Turku is well connected by road and public transport, and it is easy to travel from Turku to different parts of Finland and specially to the capital region and Helsinki. Turku also has an airport that operates domestic and international flights.
In Finland, traffic drives on the right. During the dark seasons, remember to use a reflector, which will help you to be seen in traffic. Motorists can distinguish someone using a reflector from three times further away than someone without one. When riding a bicycle, you should use a helmet. You can find information about Finnish traffic safety and behaviour at the traffic safety website of Liikenneturva.
For more information: Traffic in Finland
Turku Region TrafficFöliLink redirects to another website
LiikenneturvaLiikenneturvaLink redirects to another website
History of Turku
The city of Turku was born already in the 13th century in the place where the river Aura runs to the sea. Many consider that the history of the city begins with a letter, in which Pope Gregory IX gave the permission to move the bishopric to what we nowadays know as Turku. Turku was the biggest city of Finland and it was also one of the largest and most important medieval cities of the whole Swedish kingdom.
The word turku comes from tǔrgǔ, a word in Ancient Russian which means ”market place” i.e. tori in Finnish.
Thanks to the good transport connections many people and specially merchants moved to Turku. Little by little the city grew bigger and became wealthier. In those days the city centre was located around the Turku Cathedral. Most houses and buildings were built from wood and therefore there were also many fires.
The Turku Castle, which was located near the city, was one of the most important strongholds of secular power on Finnish soil. Despite the cover given by the castle, the city ended up being the main stage for many wars in the Middle Ages.
The importance of Turku as a stronghold of the Swedish empire in the east was highlighted in the 17th century by the founding of several schools and administrative institutions. For example, the provincial governement was established in Turku in 1617, and Finland's first court of appeal, the Turun hovioikeus, was founded in 1623. In 1640, the Queen of Sweden ordered the first university in Finland, the Royal Academy of Turku, to be established in Turku.
In the years 1808-1809, Sweden and Russia fought a war as a result of which Finland was ceded to Russia. Thus the Russian Emperor became the ruler of Finland and Finns became Russian citizens.
In 1809, Turku became the capital of an autonomous Finland and the central government of the Grand Duchy was placed in the city. Because of its historical status, there were already important offices in Turku. However, the capital was soon moved to Helsinki in 1812, because Emperor Alexander I felt that Turku was too aligned with Sweden and too close to the former mother country.
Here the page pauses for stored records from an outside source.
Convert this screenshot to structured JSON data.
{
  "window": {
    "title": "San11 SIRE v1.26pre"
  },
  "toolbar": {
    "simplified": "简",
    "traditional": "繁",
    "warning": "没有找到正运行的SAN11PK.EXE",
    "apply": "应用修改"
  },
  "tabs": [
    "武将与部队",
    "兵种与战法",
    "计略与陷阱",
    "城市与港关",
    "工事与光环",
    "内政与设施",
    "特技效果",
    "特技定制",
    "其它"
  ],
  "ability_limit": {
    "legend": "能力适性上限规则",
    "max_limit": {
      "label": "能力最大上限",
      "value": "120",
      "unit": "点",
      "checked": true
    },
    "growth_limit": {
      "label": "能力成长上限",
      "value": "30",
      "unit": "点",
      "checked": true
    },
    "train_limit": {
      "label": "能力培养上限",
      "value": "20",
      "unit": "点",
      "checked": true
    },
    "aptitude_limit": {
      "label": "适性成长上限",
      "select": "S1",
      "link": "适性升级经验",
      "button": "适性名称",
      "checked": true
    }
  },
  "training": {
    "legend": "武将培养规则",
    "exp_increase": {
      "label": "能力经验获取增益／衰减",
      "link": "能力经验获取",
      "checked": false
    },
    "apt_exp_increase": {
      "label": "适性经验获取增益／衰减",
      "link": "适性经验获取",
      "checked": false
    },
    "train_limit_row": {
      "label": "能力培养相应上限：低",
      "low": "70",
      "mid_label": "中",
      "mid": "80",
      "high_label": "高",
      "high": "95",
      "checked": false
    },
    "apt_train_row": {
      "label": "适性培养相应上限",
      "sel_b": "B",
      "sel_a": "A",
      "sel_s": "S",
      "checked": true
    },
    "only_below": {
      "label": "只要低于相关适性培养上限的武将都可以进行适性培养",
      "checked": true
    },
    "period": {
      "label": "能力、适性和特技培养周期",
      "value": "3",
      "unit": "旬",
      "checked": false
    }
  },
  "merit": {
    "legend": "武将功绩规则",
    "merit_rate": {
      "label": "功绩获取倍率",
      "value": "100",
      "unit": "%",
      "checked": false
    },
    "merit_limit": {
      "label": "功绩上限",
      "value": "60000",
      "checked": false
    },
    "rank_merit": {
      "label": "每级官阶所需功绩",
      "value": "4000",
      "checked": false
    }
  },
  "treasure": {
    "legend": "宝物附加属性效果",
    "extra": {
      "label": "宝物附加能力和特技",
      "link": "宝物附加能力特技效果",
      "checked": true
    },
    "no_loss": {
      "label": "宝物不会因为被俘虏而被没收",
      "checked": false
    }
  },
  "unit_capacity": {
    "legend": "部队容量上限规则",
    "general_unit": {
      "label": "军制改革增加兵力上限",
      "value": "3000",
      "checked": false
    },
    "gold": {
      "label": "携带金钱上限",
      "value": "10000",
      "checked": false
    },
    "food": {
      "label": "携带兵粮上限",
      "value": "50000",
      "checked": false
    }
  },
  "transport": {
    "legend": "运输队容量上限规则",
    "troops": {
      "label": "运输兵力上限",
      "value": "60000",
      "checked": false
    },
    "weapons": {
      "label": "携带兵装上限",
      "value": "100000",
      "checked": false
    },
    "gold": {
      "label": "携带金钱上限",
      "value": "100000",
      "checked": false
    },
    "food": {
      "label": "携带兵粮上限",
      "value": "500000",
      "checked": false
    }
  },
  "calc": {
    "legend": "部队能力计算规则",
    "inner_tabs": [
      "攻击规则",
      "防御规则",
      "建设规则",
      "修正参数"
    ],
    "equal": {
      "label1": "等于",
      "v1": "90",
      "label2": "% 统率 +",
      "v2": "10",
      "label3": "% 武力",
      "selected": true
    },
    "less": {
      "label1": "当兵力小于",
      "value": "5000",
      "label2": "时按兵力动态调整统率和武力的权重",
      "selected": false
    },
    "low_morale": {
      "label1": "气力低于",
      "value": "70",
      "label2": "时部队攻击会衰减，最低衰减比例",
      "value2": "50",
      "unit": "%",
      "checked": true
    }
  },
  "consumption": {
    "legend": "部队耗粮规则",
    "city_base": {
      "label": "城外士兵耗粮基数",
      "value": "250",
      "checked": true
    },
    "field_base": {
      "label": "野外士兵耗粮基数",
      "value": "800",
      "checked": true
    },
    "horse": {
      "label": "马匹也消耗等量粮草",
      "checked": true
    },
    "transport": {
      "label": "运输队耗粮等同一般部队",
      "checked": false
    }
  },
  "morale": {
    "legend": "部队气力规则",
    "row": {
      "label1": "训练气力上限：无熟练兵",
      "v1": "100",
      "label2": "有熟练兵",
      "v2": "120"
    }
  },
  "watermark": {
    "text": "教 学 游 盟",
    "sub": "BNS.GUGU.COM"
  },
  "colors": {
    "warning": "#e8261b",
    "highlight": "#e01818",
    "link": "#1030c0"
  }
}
Except for the seat of the Archbishop, all the other institutions of central government and the Royal Academy of Turku were moved to the new capital after the Great Fire of Turku in 1827. After the Great Fire, which was the most disastrous in the history of Nordic countries, the new city plan was designed by the architect Carl Ludwig Engel.
Yet, one part of the city survived the Great Fire of Turku completely unharmed: the Luostarinmäki Hill (literally: the Cloister Hill) was located so high on a hill that the flames did not reach it. Nowadays, Luostarinmäki is a museum where you can see how people lived in the 19th century.
In the 1820's, there were approximately one million people living in Finland and 12 000 in Turku. Turku was the biggest city in Finland until the 1840's.